■ ABOUT THIS TASK ■
Count the lines in the records that hold the string "content". Only the number should be given.

■ DATA TO PROCESS ■
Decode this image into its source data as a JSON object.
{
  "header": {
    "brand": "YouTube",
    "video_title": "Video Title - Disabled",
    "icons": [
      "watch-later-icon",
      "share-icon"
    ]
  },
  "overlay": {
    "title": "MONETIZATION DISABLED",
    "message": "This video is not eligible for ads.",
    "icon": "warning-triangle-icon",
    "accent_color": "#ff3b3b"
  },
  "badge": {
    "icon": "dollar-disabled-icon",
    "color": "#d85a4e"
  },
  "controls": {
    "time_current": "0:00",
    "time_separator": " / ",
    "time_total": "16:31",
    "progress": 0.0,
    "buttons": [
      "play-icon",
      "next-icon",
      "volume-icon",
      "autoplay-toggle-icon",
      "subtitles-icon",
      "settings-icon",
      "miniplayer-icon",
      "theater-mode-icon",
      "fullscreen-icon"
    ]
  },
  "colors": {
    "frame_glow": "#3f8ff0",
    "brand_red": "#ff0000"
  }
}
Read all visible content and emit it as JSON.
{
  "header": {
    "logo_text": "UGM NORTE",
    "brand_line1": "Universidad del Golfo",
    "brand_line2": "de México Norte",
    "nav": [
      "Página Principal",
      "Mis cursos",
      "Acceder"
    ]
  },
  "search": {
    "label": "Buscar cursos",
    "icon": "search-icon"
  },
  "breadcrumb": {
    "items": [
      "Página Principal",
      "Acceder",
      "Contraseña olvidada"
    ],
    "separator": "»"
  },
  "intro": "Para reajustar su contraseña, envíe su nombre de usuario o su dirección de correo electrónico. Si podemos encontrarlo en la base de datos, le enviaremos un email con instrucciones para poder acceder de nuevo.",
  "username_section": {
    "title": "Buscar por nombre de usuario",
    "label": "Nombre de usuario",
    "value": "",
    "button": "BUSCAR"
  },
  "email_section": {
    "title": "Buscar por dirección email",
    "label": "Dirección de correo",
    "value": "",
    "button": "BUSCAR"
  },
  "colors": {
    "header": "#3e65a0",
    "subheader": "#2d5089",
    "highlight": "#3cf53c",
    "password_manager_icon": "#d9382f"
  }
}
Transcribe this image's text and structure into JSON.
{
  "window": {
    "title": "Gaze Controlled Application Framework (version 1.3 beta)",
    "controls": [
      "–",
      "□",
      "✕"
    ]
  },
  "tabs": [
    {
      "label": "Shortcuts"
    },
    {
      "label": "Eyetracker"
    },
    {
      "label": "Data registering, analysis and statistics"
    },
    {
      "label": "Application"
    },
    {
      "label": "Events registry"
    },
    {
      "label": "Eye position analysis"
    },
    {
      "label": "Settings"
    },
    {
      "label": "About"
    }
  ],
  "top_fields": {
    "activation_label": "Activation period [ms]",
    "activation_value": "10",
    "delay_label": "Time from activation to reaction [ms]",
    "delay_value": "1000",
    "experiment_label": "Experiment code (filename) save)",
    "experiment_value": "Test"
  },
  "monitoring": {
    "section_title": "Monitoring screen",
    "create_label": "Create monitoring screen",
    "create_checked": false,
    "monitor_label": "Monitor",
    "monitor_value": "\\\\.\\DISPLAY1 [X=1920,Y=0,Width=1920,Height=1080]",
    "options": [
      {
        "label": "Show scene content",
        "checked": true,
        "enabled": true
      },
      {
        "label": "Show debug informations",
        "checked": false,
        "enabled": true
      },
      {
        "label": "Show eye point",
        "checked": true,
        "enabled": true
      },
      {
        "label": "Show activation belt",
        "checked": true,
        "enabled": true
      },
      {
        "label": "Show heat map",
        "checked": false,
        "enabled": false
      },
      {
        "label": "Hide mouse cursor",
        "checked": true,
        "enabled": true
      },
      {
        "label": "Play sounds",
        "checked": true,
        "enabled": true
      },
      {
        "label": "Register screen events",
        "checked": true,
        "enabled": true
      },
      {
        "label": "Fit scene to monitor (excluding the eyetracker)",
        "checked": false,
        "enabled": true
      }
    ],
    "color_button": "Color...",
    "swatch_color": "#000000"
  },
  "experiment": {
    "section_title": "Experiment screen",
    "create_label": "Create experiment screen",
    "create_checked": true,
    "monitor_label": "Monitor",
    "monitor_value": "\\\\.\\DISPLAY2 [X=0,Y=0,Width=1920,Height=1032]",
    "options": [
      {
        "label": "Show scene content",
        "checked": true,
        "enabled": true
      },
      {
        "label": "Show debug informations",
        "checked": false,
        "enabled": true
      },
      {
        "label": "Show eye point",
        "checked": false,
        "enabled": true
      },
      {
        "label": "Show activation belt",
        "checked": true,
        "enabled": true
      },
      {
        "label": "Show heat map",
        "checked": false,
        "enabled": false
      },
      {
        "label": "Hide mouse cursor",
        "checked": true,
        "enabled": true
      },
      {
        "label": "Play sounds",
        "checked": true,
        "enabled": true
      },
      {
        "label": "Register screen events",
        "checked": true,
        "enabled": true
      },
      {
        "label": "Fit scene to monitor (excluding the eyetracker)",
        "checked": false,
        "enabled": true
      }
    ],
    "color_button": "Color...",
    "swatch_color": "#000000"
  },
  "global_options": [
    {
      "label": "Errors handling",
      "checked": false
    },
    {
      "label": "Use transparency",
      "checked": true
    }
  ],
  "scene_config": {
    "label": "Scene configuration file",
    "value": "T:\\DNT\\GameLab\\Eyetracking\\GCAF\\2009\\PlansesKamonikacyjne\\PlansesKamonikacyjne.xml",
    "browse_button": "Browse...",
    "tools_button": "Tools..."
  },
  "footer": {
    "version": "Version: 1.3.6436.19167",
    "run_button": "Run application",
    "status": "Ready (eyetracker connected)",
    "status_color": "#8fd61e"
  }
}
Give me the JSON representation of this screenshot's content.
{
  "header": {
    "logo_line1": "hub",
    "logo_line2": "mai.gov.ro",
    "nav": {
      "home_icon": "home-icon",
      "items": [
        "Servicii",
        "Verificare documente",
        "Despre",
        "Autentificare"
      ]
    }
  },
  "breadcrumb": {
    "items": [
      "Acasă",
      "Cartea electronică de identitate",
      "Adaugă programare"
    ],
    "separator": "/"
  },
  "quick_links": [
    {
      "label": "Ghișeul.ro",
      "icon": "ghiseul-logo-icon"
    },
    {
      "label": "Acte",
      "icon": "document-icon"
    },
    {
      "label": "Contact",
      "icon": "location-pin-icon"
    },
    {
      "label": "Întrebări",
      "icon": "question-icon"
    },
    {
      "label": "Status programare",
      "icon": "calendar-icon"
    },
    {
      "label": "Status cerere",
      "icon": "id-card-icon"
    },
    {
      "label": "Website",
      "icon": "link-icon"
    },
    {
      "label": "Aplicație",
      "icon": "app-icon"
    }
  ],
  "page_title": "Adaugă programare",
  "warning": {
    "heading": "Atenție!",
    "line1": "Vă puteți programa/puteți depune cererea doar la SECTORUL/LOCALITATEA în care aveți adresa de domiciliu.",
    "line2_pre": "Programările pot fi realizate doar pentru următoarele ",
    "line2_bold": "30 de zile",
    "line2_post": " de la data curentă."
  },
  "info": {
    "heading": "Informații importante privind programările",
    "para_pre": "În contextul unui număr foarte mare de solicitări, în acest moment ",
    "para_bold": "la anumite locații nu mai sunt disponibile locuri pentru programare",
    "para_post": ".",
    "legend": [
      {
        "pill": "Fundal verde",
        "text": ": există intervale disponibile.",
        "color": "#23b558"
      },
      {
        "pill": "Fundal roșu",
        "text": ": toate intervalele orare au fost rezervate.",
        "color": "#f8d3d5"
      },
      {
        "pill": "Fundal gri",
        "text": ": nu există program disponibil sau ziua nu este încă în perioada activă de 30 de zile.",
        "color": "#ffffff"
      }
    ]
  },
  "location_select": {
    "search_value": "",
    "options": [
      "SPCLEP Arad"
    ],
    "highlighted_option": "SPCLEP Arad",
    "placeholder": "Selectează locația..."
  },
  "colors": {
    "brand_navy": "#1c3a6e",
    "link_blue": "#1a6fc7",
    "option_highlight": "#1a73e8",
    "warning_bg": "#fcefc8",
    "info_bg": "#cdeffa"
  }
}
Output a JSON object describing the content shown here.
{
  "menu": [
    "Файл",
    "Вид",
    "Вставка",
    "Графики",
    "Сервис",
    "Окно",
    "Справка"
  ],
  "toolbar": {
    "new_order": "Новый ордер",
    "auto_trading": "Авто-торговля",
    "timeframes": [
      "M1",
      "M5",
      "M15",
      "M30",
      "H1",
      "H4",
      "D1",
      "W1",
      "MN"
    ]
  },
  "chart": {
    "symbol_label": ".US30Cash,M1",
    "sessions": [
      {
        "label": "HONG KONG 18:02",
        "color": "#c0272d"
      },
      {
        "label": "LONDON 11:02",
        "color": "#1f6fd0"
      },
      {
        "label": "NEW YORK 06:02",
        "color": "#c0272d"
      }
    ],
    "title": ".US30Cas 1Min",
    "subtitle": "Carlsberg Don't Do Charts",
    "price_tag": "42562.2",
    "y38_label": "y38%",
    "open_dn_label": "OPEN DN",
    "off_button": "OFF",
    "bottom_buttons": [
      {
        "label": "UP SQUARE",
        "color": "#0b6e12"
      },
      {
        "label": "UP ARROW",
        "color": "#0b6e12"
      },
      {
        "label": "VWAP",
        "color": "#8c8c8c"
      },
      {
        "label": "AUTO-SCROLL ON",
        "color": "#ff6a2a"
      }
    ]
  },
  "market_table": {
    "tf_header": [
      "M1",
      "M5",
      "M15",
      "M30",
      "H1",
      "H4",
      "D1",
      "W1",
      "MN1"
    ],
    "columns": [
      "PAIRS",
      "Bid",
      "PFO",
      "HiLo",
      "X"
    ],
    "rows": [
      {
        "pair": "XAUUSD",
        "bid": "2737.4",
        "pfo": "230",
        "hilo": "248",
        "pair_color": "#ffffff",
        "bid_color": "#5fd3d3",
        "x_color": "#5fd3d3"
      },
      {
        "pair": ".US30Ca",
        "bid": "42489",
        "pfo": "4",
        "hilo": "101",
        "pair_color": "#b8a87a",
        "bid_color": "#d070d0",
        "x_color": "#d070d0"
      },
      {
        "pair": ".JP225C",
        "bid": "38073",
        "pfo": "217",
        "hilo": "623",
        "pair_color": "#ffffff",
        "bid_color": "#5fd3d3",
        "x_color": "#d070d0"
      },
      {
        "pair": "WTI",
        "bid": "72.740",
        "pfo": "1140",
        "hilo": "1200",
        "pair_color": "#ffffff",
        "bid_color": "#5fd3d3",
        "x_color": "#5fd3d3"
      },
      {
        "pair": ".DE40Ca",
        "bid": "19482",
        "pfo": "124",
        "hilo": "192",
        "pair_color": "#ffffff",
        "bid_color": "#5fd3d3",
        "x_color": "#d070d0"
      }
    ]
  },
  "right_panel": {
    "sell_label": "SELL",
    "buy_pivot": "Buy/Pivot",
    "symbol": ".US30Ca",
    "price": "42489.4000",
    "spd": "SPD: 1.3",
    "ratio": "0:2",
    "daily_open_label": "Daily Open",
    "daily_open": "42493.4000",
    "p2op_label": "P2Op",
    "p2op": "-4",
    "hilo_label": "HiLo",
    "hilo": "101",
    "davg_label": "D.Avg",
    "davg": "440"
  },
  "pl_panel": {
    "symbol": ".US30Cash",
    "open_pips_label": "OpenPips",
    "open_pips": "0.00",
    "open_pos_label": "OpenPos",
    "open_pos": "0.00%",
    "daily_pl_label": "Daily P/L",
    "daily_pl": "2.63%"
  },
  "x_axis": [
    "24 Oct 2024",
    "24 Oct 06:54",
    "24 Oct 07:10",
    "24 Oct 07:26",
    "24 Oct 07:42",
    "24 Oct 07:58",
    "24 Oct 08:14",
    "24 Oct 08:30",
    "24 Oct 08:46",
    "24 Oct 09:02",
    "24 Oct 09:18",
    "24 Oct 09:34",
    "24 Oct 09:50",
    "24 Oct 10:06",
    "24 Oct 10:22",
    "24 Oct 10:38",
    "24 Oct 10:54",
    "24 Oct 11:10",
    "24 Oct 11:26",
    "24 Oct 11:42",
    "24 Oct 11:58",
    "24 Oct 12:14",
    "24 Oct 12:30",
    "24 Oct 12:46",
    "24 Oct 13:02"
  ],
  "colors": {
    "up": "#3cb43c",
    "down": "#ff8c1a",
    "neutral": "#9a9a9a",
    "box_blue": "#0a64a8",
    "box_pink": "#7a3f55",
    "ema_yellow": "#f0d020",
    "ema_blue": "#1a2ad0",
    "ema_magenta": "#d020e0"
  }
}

■ ANSWER TO THIS PROBLEM ■
5